··· PROVIDED RECORDS
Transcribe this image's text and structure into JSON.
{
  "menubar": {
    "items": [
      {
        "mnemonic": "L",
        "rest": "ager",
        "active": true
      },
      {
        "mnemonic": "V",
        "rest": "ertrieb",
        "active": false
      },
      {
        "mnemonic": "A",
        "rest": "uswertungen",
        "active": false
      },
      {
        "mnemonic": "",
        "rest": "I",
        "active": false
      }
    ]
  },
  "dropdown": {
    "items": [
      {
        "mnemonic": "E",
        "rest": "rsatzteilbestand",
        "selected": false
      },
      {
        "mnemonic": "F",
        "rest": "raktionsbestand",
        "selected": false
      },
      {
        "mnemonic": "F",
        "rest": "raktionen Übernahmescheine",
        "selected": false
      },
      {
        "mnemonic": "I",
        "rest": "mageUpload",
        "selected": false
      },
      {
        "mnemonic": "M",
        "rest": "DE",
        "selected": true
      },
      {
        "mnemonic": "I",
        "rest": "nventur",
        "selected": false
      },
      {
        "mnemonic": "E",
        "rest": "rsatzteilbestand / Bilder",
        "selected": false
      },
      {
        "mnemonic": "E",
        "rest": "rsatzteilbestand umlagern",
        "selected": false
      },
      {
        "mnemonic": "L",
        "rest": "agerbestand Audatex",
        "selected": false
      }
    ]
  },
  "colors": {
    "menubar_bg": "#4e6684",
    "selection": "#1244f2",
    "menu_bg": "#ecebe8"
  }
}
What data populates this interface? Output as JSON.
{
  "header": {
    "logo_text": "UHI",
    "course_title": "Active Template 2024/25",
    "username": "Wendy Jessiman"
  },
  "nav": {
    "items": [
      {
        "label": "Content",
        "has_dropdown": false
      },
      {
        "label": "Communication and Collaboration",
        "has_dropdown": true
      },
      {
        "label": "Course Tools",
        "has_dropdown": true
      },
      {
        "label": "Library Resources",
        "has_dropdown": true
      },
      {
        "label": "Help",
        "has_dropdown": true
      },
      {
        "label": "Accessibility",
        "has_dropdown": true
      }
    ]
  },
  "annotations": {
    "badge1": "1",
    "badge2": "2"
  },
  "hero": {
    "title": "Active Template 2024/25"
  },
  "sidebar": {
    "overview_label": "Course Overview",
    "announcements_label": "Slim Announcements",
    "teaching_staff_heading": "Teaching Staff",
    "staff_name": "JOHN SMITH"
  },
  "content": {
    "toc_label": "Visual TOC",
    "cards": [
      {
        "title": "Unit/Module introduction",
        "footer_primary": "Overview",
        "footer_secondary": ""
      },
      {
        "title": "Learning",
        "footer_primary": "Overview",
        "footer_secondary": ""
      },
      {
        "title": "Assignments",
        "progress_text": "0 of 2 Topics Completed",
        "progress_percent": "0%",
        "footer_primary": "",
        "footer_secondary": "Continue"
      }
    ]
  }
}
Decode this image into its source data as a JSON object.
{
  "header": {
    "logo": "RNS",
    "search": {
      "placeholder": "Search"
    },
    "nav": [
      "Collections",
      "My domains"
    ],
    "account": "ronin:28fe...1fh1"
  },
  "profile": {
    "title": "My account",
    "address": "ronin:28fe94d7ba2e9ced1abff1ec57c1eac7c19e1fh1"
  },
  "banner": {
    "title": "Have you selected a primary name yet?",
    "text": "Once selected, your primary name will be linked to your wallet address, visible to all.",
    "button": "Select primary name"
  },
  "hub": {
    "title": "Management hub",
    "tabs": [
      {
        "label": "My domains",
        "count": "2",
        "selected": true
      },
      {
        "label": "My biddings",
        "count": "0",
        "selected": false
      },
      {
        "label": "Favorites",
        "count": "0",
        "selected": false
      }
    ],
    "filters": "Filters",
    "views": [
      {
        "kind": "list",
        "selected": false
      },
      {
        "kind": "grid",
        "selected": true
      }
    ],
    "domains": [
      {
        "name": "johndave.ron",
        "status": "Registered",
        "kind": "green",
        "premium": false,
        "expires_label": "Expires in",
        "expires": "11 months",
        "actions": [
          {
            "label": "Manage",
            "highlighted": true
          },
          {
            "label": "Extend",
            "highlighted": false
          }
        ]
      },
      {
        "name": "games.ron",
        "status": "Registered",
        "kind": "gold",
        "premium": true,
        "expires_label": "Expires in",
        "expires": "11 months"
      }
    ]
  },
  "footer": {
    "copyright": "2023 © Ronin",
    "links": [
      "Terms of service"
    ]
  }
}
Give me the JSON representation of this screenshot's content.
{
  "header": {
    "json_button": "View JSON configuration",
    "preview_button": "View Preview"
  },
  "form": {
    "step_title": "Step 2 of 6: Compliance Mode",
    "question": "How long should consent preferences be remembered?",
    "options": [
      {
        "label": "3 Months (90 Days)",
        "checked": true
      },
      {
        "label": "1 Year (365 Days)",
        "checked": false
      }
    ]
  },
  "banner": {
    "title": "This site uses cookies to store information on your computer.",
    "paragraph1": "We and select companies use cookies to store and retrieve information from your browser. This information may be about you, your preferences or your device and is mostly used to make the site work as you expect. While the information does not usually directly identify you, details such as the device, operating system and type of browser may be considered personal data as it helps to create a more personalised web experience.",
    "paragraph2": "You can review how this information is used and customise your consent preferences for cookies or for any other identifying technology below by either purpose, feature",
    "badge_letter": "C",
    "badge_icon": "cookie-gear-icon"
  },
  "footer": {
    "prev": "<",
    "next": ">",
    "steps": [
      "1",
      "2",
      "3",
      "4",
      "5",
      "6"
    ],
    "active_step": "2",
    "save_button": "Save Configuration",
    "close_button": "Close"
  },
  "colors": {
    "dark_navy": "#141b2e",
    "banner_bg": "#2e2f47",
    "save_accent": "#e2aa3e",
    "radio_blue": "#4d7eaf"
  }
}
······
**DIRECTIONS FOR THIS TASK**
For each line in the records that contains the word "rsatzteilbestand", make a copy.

**OUTPUT FOR THIS TASK**
        "rest": "rsatzteilbestand",
        "rest": "rsatzteilbestand / Bilder",
        "rest": "rsatzteilbestand umlagern",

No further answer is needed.